Exercise
Search the entries for the word "title" and return every line where it is found.

App and web page records
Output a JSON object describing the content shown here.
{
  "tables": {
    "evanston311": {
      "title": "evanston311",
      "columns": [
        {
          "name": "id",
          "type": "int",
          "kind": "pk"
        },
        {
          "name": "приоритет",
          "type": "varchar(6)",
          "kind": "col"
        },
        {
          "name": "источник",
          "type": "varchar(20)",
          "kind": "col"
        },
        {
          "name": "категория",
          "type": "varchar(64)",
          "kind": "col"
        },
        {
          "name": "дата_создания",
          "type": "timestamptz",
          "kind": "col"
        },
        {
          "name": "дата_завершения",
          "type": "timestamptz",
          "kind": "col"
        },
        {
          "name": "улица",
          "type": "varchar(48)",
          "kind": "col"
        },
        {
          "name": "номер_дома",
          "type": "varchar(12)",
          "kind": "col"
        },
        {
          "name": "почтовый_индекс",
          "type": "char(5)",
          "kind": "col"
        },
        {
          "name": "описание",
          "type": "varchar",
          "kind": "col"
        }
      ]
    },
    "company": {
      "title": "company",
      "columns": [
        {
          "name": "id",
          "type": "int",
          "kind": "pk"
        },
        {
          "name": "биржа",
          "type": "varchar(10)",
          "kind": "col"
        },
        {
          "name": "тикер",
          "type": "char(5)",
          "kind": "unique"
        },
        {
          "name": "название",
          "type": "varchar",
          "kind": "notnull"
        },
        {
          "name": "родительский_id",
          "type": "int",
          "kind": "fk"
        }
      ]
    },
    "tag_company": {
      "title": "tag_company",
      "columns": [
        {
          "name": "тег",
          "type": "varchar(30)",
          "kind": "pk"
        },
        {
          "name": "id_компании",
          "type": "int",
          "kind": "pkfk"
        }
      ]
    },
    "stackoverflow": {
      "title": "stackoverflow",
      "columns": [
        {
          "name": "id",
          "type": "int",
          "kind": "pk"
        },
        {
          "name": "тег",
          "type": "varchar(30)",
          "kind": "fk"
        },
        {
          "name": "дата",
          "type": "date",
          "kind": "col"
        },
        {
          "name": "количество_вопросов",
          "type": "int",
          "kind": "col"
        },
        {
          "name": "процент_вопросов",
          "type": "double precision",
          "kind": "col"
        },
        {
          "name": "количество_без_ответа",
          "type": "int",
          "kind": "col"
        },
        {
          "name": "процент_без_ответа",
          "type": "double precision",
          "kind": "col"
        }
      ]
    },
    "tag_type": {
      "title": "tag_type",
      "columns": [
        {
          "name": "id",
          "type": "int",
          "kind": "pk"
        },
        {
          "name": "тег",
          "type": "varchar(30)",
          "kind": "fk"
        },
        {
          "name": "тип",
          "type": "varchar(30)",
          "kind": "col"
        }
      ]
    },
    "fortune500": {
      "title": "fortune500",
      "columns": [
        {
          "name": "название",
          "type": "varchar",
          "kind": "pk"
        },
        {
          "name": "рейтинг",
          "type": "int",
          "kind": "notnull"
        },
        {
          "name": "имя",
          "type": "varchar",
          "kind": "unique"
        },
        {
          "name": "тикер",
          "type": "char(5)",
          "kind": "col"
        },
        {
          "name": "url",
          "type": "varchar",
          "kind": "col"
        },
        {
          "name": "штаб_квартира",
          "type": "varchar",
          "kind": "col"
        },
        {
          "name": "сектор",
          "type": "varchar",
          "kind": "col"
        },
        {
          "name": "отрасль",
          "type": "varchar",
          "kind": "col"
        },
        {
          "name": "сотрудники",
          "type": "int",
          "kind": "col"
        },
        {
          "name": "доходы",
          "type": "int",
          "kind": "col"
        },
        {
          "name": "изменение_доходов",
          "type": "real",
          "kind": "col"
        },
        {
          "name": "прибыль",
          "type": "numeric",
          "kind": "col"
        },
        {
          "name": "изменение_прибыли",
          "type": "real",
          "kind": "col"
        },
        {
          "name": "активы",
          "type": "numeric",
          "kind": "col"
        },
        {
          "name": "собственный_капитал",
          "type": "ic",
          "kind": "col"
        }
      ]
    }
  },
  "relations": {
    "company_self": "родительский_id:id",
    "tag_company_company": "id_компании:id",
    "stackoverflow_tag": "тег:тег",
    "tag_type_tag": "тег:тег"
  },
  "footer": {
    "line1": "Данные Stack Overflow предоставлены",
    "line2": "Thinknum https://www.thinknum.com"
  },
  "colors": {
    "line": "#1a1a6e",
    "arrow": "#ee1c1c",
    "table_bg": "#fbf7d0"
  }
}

Answer area
      "title": "evanston311",
      "title": "company",
      "title": "tag_company",
      "title": "stackoverflow",
      "title": "tag_type",
      "title": "fortune500",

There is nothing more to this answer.